Plans for action 1999-2002

Down to Earth Special Issue, October 1999

At the Congress, delegates drew up work plans for AMAN based on priorities identified in earlier discussions. Their draft programme was presented in a plenary session and the following plan of action agreed. As five sub-groups had worked independently there is some overlap between sections.


Strengthening indigenous organisations

Two main types of explanation were offered to explain the weakness of indigenous peoples' organisations: internal factors, such as their weak economic position; the lack of training to cope with new challenges and the failure to implement adat laws; and external factors, mainly government regulations which act against indigenous peoples' interests and the divisive tactics used by governments from the colonial era through to the end of the Suharto years.


  • Indigneous peoples must form their own, independent co-operatives and be prepared to work with any agencies that support indigenous peoples' interests.
  • AMAN should hold workshops to help indigenous communities become more prosperous.
  • Indigenous peoples must have seats in the Indonesian Parliament, the Consultative Assembly and local assemblies.
  • Good local, regional, national and international networks and communications between indigenous peoples are essential for all these objectives.


Advocacy & Defence

The way that government policies ignore the existence of indigenous peoples was identified as the central issue. All laws, regulations and other legal instruments which disadvantage indigenous people must be rejected, withdrawn or revised.


  • Indigenous peoples must strengthen their own institutions in accordance with their own adat;
  • Effective networks must be established between indigenous peoples at local, national and international levels to strengthen the indigenous movement and to channel its demands.
  • More research is needed on the problems which confront indigenous peoples.
  • Indigenous peoples need to be more aware and understand better the relationship between their problems, adat law and national legislation.
  • Indigenous peoples must be prepared to support each other and take action on all cases throughout the archipelago, not just those which affect their own families, localities or occupations.

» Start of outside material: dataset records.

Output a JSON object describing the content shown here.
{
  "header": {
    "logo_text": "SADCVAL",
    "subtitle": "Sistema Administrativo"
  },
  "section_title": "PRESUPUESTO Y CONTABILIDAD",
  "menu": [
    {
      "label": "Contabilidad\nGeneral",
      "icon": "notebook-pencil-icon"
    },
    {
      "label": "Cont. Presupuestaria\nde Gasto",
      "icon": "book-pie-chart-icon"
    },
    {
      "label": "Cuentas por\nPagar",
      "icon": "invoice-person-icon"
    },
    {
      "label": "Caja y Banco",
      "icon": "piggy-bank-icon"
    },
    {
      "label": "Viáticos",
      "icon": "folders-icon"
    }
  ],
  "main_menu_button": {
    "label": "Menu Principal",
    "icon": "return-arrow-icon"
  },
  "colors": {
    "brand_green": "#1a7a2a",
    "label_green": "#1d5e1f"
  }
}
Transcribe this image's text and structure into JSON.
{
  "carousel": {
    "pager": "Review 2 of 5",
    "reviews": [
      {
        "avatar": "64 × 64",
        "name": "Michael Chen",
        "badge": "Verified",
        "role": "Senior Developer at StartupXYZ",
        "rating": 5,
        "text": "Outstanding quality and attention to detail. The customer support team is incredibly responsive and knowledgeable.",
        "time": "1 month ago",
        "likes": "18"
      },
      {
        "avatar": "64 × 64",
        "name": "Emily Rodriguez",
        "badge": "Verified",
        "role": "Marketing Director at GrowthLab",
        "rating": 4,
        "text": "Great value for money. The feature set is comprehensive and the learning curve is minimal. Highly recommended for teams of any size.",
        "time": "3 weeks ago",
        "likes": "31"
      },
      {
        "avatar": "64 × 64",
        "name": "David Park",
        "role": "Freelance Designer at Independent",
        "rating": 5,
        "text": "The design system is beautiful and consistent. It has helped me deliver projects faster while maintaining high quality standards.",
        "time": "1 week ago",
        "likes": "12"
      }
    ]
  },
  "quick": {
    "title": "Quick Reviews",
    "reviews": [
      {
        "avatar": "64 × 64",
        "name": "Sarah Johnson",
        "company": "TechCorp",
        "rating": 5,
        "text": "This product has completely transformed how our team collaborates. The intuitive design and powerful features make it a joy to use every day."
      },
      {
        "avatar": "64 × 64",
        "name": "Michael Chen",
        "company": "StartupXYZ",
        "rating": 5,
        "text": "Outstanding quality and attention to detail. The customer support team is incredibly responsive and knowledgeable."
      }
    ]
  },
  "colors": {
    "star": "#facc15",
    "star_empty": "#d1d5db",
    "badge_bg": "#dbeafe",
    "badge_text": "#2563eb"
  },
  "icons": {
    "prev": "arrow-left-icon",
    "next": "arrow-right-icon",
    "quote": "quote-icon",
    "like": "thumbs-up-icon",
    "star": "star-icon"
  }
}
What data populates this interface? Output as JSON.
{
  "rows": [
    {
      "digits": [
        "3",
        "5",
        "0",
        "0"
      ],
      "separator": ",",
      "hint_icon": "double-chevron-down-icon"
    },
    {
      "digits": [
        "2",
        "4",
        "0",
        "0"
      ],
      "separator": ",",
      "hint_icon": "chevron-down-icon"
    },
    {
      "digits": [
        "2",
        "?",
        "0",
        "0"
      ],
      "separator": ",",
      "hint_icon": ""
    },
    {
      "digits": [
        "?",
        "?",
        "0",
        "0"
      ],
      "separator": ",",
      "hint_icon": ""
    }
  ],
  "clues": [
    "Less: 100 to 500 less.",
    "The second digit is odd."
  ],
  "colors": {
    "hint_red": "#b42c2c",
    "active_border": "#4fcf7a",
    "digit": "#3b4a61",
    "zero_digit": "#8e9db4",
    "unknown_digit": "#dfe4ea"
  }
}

A major problem for indigenous peoples is that the customary laws, culture and traditional practices which lie at the heart of their understanding of the world are gradually being lost, especially to the younger generation. Traditional knowledge (for example, about cultivation and medicinal plants) is not part of the formal educational curriculum.


  • Educational curricula based on indigenous knowledge must be drawn up.
  • Schools should be set up to preserve and develop indigenous knowledge, culture and adat.



Indigenous peoples throughout the archipelago suffer from the problem of not having control of their own natural resources. They remain poor in the midst of great natural wealth as these resources are exploited by big business for their own profits. Furthermore, indigenous peoples are paid low prices for the produce which they sell to intermediaries. Indigenous peoples must strengthen their economic position.


  • Indigenous peoples must set up their own village co-operatives and co-operatives at district level.
  • An indigenous peoples' co-operative organisation should be established in Jakarta.